┌──

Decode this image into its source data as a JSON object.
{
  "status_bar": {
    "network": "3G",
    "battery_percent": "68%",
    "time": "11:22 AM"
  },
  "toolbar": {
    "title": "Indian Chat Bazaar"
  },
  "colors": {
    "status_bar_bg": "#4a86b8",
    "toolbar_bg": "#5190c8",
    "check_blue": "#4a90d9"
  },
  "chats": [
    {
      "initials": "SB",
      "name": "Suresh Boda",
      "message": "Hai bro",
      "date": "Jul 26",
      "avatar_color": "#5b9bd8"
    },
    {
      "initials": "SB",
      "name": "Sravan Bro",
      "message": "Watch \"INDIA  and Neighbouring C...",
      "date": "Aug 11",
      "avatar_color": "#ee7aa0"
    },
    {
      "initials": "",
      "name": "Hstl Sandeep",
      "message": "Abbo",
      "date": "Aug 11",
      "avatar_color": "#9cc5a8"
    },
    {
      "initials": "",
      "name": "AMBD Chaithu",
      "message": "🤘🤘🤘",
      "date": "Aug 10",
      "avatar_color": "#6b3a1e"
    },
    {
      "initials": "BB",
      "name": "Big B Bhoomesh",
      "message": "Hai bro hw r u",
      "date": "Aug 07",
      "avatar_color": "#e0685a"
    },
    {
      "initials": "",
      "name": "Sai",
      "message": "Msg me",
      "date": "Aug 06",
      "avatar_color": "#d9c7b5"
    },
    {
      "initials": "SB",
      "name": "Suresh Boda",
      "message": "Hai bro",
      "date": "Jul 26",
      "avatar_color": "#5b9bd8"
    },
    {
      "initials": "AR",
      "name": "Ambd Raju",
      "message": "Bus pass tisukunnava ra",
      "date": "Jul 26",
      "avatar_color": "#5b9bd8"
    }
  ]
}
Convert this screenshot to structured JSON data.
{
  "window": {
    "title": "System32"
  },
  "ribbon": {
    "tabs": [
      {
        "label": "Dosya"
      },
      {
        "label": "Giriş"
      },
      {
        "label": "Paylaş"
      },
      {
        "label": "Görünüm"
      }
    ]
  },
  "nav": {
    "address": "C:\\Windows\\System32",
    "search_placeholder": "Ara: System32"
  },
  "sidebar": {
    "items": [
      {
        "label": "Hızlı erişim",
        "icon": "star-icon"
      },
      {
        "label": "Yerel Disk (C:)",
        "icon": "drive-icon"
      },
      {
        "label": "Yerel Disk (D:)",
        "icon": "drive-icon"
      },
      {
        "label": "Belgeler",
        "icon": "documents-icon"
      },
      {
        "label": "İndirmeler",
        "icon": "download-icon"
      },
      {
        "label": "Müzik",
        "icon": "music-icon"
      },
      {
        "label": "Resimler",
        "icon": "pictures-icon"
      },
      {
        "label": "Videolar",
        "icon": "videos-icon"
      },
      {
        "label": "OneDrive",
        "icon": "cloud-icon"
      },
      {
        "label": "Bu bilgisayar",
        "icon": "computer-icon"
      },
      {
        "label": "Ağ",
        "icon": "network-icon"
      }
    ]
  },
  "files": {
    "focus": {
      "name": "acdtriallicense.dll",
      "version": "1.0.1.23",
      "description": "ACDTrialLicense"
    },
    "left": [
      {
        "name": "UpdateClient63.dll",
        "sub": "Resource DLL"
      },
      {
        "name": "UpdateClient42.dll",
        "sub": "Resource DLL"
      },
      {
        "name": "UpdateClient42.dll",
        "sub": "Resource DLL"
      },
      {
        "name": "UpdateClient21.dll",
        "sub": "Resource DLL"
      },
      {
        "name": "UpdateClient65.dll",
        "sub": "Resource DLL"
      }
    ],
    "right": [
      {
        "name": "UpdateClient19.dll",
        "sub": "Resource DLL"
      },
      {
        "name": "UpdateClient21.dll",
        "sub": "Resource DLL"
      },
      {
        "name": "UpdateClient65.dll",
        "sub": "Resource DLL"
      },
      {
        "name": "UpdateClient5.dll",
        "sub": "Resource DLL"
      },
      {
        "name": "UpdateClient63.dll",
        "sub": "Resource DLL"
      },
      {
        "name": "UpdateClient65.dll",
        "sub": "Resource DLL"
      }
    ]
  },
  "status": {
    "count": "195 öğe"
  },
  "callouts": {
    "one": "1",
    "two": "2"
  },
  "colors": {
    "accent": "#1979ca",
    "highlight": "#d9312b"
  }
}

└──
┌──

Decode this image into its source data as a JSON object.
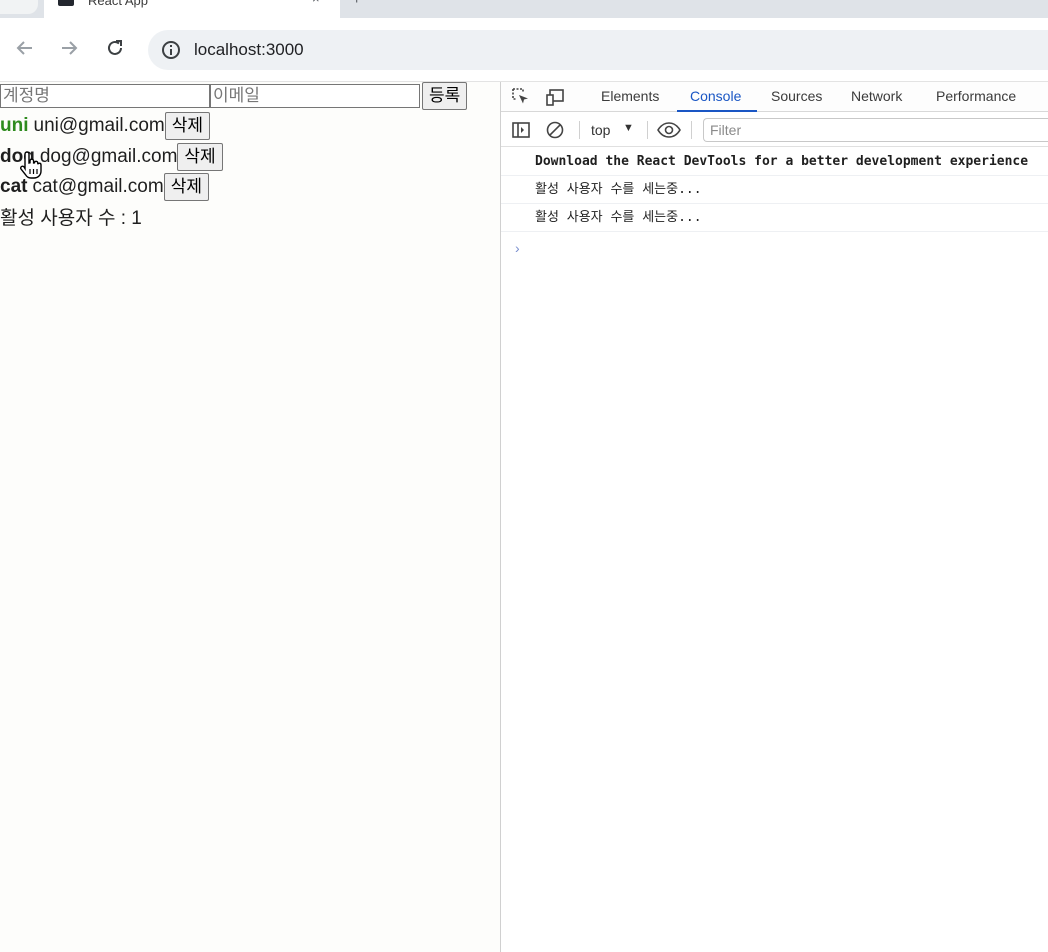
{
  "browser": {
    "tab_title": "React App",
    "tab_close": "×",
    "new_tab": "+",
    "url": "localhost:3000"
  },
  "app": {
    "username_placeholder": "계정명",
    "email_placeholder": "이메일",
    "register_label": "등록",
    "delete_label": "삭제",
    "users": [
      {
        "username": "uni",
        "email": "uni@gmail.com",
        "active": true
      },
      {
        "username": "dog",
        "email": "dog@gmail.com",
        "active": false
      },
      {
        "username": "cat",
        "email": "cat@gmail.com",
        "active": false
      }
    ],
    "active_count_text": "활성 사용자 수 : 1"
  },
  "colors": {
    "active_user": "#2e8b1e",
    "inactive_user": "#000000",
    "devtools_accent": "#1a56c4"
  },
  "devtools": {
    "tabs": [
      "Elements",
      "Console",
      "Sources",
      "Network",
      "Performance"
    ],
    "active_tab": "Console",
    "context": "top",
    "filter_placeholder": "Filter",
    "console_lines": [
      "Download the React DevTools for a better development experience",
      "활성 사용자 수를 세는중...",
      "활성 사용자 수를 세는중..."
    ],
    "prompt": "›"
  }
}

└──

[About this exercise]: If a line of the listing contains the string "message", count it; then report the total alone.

[The answer]: 8